Then there's the Schiit Yggdrasil. Like the Hugo 2, it has an unmistakable design: a monstrous silver slab, with distinctive design touches, like the subtle Schiit logo and the recognizable grille pattern. The sound isn't quite as good as either the Benchmark or the Hugo, we think - not bad, by any means, but it's definitely not our first choice. It also doesn't have quite as many features. There's no Bluetooth, for one thing, but you do get a pair of balanced outputs. We like this DAC, but the Hugo 2 is a more attractive, versatile package that sounds better - and for only $300 more than the $2,399 Yggdrasil.

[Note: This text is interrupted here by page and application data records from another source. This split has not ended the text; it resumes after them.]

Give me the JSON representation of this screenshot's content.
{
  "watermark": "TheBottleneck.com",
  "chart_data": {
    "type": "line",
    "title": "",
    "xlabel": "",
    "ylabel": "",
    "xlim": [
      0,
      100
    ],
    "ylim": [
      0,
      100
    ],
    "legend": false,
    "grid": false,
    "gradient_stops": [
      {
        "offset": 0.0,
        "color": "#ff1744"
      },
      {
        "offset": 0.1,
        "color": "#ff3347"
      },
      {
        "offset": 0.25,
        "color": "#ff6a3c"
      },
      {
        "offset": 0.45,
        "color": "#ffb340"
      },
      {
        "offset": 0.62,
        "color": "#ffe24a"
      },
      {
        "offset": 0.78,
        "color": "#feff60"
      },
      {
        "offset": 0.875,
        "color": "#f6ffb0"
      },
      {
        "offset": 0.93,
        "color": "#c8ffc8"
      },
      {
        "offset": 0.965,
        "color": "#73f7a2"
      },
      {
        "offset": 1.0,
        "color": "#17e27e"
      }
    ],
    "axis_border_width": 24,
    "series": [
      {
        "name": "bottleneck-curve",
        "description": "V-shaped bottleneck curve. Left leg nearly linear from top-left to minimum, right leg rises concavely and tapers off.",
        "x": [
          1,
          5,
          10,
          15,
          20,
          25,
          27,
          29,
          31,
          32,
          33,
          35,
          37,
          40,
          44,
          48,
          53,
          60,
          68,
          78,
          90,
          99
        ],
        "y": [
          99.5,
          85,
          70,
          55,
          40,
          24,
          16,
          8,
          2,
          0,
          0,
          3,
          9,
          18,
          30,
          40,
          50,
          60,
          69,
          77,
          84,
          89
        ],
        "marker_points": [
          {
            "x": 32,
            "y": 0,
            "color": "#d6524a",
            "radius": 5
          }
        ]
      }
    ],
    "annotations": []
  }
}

New York's Mytek make some solid stuff, and even though they're less well-known than Schiit or Chord, their Brooklyn+ DAC is the stuff of dreams. It costs the same as the Benchmark DAC3 HGC ($2,195), and while the sound quality isn't quite as precise, the actual experience is much better. The user interface is superb, with a color screen that makes it easy to figure out files types and input selection - no more checking the manual to reference colored lights. For ease of use, this has the Hugo 2, Yggdrasil, and DAC3 beaten. This makes it ideal if you're building a system to suit plenty of different sources, file types, and sizes, and it's definitely one of the top DACs available today.
Can't afford the Hugo 2? Chord have a very long history, with a huge product line - including such magnificent specimens as the Hugo's predecessor, the Dave. (Yes, they called it Dave). For a budget-friendly experience, try the Mojo. At $536, it's a fifth of the price of the Hugo, and is designed to be both easy-to-use, and portable. In these aspects, it actually beats the Hugo, thanks to its diminutive size. In his review, our writer Niko said, "There is a running joke among music producers that they are never able to hear 'that' sound again after leaving the audio mastering suite (the place where only the pair of speakers are worth $100K). The Mojo kicks up a very close second place to that scenario in our opinion, and for the price bracket, it really gives an astounding performance." Since his review, Chord has released the Poly, an add-on module for the Mojo that turns it into a music streamer, and makes it an even more attractive proposition. If that sounds good to you, you're going to have a lot of fun here.
A last word on the Hugo 2. DACs can be the most boring pieces of gear in the world - something that even audiophiles will only buy under protest. The Hugo 2 is different. It's an idiosyncratic, colorful, weird, wonderful explosion, that sets out to do absolutely everything, and largely succeeds. We adored it - and if you have the cash to spend, we guarantee you will too.